→ DATA SUPPLIED:
==================================================

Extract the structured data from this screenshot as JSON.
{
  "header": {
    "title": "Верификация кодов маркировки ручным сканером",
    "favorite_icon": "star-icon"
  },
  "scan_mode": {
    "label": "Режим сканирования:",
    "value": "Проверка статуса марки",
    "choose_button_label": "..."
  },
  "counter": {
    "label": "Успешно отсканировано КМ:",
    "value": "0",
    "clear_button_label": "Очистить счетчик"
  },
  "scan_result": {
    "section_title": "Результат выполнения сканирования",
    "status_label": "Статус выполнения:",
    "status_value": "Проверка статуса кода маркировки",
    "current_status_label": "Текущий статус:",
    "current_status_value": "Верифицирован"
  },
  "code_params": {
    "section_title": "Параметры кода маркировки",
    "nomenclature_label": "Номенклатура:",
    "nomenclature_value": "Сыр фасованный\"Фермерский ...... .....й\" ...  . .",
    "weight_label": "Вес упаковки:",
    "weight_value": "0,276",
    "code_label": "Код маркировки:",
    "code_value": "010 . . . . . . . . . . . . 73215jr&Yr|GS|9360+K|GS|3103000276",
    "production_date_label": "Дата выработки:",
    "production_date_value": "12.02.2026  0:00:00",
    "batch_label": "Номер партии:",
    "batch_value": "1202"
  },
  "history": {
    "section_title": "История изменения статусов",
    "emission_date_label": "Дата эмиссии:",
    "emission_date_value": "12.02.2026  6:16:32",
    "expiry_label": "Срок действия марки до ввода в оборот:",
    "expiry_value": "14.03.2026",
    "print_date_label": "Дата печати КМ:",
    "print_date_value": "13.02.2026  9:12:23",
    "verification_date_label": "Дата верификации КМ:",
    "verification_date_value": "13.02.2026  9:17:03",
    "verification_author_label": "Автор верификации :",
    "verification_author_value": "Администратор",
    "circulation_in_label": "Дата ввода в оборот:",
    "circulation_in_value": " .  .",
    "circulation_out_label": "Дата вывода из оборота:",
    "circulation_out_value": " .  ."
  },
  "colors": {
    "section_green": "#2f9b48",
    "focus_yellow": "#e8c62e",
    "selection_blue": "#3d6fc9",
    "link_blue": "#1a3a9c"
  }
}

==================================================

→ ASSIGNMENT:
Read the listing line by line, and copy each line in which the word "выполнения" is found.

→ EXERCISE RESPONSE:
    "section_title": "Результат выполнения сканирования",
    "status_label": "Статус выполнения:",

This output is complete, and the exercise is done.